‘Tarn to Titanic’: Paperback & E-Book – Availability
|Title||Tarn to Titanic: Life & Times of Joseph Bell Chief Engineer|
|Authors||Barrie Bell Hodgson & Ann Freer|
|Illustrations||Colour with Black & White throughout|
|Format||Paperback 148 x 210mm|
|Publication||2nd September 2013|
Post publication orders
Copies of the book ‘Tarn to Titanic’ priced £10,00 plus post & packing, are now available from the stockist ‘Books Cumbria’ in Carlisle & Keswick, and may also be accessed via their website http://www.bookscumbria.com via email firstname.lastname@example.org or phone 01228 529067. Other stockists are The Moot Hall Information Centre in Brampton and the Merseyside Maritime Museum shop in Liverpool. In case of difficulty obtaining the paperback or e-book version, please contact email@example.com or firstname.lastname@example.org
This biography of Joseph Bell and his roots in Farlam, Cumberland, attempts to discover the life of a man of great courage and human endeavour in his part of the eventual tragedy of the sinking of RMS Titanic, on the 15th of April 1912
Joseph Bell had a significant role, with his fellow Engineers, in the saving of so many lives as a consequence of their heroism and bravery on that tragic night. After 101 years, this largely untold story of such a remarkable figure of 19th century history needs and deserves to be more amply known.

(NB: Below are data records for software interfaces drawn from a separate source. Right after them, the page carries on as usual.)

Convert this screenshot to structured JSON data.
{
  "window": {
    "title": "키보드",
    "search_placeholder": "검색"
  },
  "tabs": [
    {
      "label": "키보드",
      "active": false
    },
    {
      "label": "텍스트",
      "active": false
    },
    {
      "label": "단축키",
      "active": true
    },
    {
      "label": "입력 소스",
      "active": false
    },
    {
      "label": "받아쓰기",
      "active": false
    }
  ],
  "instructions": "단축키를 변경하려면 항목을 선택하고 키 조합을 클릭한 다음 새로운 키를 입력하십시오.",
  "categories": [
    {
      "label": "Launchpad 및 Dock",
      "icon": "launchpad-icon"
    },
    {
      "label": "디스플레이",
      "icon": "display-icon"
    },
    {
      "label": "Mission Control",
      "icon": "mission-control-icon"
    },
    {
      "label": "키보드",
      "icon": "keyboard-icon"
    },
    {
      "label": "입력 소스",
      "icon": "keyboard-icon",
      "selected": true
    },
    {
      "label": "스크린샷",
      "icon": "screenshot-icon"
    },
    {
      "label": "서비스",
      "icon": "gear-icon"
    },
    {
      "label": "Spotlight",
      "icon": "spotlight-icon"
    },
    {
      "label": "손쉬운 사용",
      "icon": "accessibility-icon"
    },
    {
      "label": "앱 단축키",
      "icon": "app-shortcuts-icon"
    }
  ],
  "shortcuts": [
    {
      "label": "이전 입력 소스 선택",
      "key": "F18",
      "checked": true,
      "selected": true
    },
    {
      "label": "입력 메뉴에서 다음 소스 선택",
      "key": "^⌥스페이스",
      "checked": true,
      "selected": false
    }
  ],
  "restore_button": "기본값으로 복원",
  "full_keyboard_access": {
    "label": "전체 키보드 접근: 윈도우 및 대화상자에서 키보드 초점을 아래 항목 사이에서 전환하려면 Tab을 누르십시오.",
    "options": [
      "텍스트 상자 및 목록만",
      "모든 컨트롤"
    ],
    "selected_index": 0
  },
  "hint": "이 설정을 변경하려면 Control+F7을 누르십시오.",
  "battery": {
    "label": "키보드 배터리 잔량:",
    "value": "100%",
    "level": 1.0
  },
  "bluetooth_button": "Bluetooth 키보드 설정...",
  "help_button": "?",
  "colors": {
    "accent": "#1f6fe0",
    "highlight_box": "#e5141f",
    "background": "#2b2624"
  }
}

His early life in Cumberland, known now as Cumbria, was very influential in his life for what was to be such an extraordinary and successful career in the Merchant Marine.

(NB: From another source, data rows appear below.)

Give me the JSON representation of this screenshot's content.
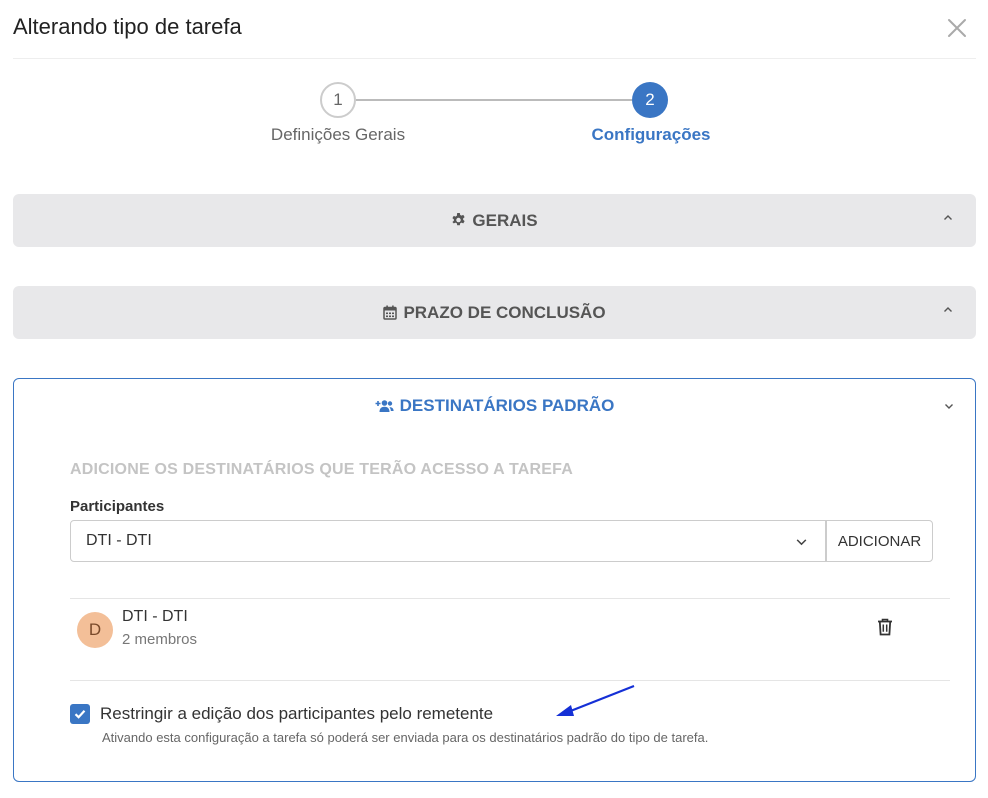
{
  "modal": {
    "title": "Alterando tipo de tarefa"
  },
  "stepper": {
    "steps": [
      {
        "number": "1",
        "label": "Definições Gerais",
        "state": "completed"
      },
      {
        "number": "2",
        "label": "Configurações",
        "state": "active"
      }
    ]
  },
  "panels": {
    "gerais": {
      "label": "GERAIS",
      "icon": "gear-icon"
    },
    "prazo": {
      "label": "PRAZO DE CONCLUSÃO",
      "icon": "calendar-icon"
    },
    "destinatarios": {
      "label": "DESTINATÁRIOS PADRÃO",
      "icon": "users-add-icon",
      "heading": "ADICIONE OS DESTINATÁRIOS QUE TERÃO ACESSO A TAREFA",
      "participants_label": "Participantes",
      "select_value": "DTI - DTI",
      "add_button": "ADICIONAR",
      "members": [
        {
          "initial": "D",
          "name": "DTI - DTI",
          "count": "2 membros"
        }
      ],
      "restrict_checkbox": {
        "checked": true,
        "label": "Restringir a edição dos participantes pelo remetente",
        "help": "Ativando esta configuração a tarefa só poderá ser enviada para os destinatários padrão do tipo de tarefa."
      }
    }
  },
  "colors": {
    "accent": "#3a76c4",
    "panel_bg": "#e8e8ea",
    "avatar_bg": "#f3bf98",
    "annotation_arrow": "#1530d6"
  }
}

Under is the Introduction from ‘Tarn to Titanic’:
Book Excerpt: Introduction
History is where we have come from, and this biography of Joseph Bell and his roots in Farlam, Cumberland, and attempts to portray a man of great courage and human endeavour for his part in the tragedy of the sinking of RMS Titanic, on The 15th April 1912. Joseph Bell had a significant role, with his fellow Engineers, in the saving of many lives as a consequence of their joint heroism and bravery on that night. After a hundred years this largely untold story of a remarkable figure of the 19th century, deserves to be more amply known. His early life in Farlam, Cumberland, now known as Cumbria, was influential on his life for what was to be his future Merchant Marine career.
The Bell families were Yeoman farmers in Farlam, Cumberland, and Joseph Bell was born at home in Farlam House, in April 1861. Being a first child, he was named after both his grandfather and great grandfather who had been farmers there from the 17th century.
In 1881 Joseph Bell left Mr Harrison’s Academy in Carlisle, at the age of 15, and was apprenticed as an engine fitter at R & H Stephenson & Company Shipyard in Newcastle-upon-Tyne. George Stephenson was a regular visitor to the Thompson family of Farlam Hall, where the Thompson’s collieries were established along the fell side and were serviced by railways that had been developed with the Stephenson’s. The Rocket of Stephenson fame was used here, and must have been a fascinating and curious subject to young Joseph who may have seen this to be, a much more interesting future for himself than continuing on the family farm.
Having completed his apprenticeship in Newcastle Joseph, in 1883, entered the service of the Mercantile Marine sailing under the flag of the Liverpool & River Plate Steam Navigation Company. They employed him for two years, and then later in 1885, Joseph began his career with the White Star Line serving on some eighteen ships beginning with RMS Oceanic and eventually the Titanic, covering a period of 1885 to his death1912.
His memorial gravestone in St Thomas a Becket Churchyard, Farlam, Cumbria is annotated with the following:
JOSEPH BELL AGED 51 YEARS SON OF THE
ABOVE MARGARET BELL CHIEF ENGINEER OF
THE SS TITANIC WHO WAS LOST WITH ALL
HIS ENGINEERING STAFF IN THE FOUNDERING
OF THAT VESSEL IN THE ATLANTIC OCEAN
AFTER COLLISION WITH AN ICEBERG
APRIL 12TH 1912
“NO GREATER LOVE HATH MAN THAN THIS.
THAT A MAN LAY DOWN HIS LIFE FOR
The 2nd of September was publication day for ‘Tarn to Titanic’. The book received a ‘Wednesday Feature’ review in the Cumbria ‘News & Star’ by Stephen Blease, headlined ‘We won’t forget hero Joseph’. Radio Cumbria’s Caroline Robertson, interviewed me about the book on her afternoon show too.
Both pieces of publicity mentioned the sources of availability of ‘Tarn to Titanic’ that are mentioned above.